Seasteading is Defenseless
The term seasteading is the analog of homesteading for the oceans: the idea that houses can be built in the open seas. The only “game in town,” it seems, is the Seasteading Institute which aims to create the tools to form new countries on the ocean. Along with innovative technological solutions to make a living in the middle of an ocean, this think tank advertises a philosophy: a country should be like a business startup which experiments to arrive at the best possible political system. This sounds like the infamous proclamation that “we have to pass a law to find out what’s in it.”
A multitude of mini-countries floating in the ocean, each vying for citizens to vote with their feet, is the libertarian dream of anarchism. Having many little governments is like having no government. Only now it has been transported from the land to the ocean.
Anarchism is a flawed system on the land. Why would it be a good one on the ocean? Anarchism necessarily deteriorates to mafia rule: the man with the biggest gun dictates his laws to everyone else. Only now it will be the pirate with the biggest gun.
There was recently an attempt by a man to live in a seastead on the coast of Thailand. After a considerable expense to realize this dream, he lost it all when Thailand’s soldiers gave him the boot. The man (correctly) decided not to sue Thailand, because there is no “due process” in that third world country.
Thai navy tows floating home of fugitive U.S. 'seasteader'
BANGKOK (Reuters) - Thailand's navy on Monday began towing to shore the floating cabin of a fugitive U.S. citizen and…
Among the many videos on the Institute’s website, there is little attention to the issue of defense. Is the assumption that defense is not necessary? The right approach to seasteading is to ask the question: can a seastead be defended?

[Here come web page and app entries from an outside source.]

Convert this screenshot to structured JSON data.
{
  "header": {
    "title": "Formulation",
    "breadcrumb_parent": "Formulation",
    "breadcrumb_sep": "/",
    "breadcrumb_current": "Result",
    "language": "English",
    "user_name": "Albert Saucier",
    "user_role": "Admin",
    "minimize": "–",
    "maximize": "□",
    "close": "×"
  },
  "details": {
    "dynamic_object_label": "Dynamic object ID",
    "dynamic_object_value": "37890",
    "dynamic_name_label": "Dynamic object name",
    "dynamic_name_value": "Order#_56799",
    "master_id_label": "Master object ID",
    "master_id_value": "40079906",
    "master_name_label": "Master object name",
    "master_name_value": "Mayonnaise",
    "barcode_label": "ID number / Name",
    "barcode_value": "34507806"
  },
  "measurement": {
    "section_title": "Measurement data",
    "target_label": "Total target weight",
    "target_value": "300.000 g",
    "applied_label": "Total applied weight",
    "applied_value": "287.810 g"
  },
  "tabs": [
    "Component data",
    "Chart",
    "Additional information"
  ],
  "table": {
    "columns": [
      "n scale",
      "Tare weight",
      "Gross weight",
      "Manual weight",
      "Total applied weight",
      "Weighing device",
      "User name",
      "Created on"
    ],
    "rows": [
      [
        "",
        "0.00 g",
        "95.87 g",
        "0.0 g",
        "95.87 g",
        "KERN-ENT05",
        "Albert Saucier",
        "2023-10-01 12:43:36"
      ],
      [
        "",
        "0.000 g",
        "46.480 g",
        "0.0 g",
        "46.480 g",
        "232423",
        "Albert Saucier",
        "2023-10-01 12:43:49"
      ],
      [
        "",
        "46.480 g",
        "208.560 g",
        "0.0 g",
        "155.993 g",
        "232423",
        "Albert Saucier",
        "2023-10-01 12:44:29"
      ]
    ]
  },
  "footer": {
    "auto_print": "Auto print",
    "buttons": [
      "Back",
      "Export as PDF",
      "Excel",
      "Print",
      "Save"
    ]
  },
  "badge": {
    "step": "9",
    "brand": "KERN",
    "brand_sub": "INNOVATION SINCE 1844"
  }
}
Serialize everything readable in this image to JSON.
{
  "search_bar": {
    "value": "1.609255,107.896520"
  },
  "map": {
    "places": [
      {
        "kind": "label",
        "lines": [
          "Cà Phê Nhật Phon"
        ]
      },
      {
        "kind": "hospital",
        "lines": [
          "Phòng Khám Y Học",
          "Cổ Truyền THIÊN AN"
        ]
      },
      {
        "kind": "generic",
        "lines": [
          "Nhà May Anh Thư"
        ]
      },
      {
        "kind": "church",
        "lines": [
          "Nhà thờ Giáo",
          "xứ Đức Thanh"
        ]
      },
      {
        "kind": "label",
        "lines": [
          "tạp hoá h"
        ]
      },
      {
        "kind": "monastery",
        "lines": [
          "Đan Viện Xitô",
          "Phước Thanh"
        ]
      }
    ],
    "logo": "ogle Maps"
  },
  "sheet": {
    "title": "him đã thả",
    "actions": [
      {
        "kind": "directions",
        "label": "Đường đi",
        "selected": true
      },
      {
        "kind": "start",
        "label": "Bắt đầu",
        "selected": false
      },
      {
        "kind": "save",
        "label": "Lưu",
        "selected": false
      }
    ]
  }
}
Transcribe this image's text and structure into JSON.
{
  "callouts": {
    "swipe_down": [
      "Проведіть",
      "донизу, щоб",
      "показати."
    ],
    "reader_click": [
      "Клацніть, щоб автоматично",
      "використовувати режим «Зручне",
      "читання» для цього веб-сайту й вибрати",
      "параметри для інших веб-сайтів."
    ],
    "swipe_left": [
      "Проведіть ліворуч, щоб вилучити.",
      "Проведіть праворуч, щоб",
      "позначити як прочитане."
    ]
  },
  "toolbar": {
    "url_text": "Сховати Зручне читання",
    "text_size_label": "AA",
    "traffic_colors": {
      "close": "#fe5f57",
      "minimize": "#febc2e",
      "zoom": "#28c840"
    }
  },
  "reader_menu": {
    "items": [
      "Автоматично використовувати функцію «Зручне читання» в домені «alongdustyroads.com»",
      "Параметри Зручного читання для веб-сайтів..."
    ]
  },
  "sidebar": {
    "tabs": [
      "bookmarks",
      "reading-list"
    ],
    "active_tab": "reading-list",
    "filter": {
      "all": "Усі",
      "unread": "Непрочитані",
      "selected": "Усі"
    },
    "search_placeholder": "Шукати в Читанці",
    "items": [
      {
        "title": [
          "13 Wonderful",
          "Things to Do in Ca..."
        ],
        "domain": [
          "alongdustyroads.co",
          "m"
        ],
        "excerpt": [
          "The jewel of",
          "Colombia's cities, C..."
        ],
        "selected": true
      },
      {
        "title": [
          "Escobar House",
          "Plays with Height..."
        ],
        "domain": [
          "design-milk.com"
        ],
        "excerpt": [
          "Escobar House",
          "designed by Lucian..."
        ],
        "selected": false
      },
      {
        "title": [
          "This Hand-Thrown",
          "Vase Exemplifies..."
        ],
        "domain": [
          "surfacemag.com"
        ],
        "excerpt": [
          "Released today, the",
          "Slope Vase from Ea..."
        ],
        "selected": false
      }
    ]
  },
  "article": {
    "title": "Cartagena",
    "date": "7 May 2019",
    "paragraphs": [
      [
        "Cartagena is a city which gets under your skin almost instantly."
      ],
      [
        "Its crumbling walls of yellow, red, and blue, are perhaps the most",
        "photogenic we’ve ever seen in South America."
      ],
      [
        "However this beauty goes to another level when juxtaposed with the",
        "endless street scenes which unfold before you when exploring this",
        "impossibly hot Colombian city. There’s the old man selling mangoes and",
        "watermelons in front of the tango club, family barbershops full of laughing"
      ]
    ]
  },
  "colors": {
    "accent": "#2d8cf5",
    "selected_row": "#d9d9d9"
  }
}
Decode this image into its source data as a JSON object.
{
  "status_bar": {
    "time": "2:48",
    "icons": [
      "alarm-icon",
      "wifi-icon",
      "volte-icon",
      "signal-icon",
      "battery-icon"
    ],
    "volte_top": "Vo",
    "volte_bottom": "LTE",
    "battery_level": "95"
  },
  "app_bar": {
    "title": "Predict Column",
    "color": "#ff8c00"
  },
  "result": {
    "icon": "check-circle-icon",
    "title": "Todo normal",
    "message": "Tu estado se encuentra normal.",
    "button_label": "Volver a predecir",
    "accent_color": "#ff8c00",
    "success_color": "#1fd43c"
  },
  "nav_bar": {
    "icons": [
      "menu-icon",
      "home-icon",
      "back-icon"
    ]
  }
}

Take the history of the failed Republic of Minerva of 1972 as the case in point. The libertarians built the infrastructure but forgot to defend it. The libertarians, with their slogans of “live and let live,” do not want to think of defense. Yet, defense is the real challenge, and that is where one should start. It cannot be an afterthought. If the issue cannot be solved, then the plan of a floating country must be abandoned, and seasteading would be reserved only for land extensions to existing countries’ coastlines.
The Seasteading institute does not have an answer to how to defend a seastead from a submarine torpedo, or from a bomb dispatched miles away causing a manmade tsunami. Instead, it takes the hopeful view that there will be no attacks. Joe Quirk, the president of the Seasteading Institute, writes in his book “Seasteading,”
“Mauritus has not had an army since it gained independence from England in 1968. It’s gotten rich since. Why don’t the mighty nations of the world attack this defenseless island?”
“Venezuela, ranked as one of the most corrupt countries in the world, with repeat military coups and drug trafficking, has not invaded the island nation of Trinidad and Tobago, which is the wealthiest nations in the Caribbean, and it’s only 6.8 miles offshore.”
According to Quirk, reason for this is that mounting a military attack is expensive and there are no resources to control on the island. Therefore, he says, there is no interest to attack. Incorrect. The correct answer is that countries, with powerful military, are protecting these islands. In exchange exchange, these islands are not really independent states. They cower against the demands from other bigger countries. For instance, if they would be asked to curtail free speech, they would have to comply. They are left alone so long as they solve some bureaucratic legal function for the protecting countries.
But try to create a country that is truly independent and bold, a country in which a journalist is not afraid to call a spade a spade, and you are inviting a Xerces to declare war on your Athens.
The Institute’s intellectuals make another philosophical error in claiming that experiment is necessary to reach the right political system. In fact, the ideal political structure has already been discovered, but remains unknown to intellectuals in general. This ideal system is pure, unrestrained, laissez-faire Capitalism. (But to have that vision libertarians would have to abandon Rothbard and Hayek, and read Ayn Rand instead.) Sure, there is variability in how Capitalism is implemented. But the differences are too insignificant to warrant creation of multiple countries instead of one country, as large as possible, as strong as possible.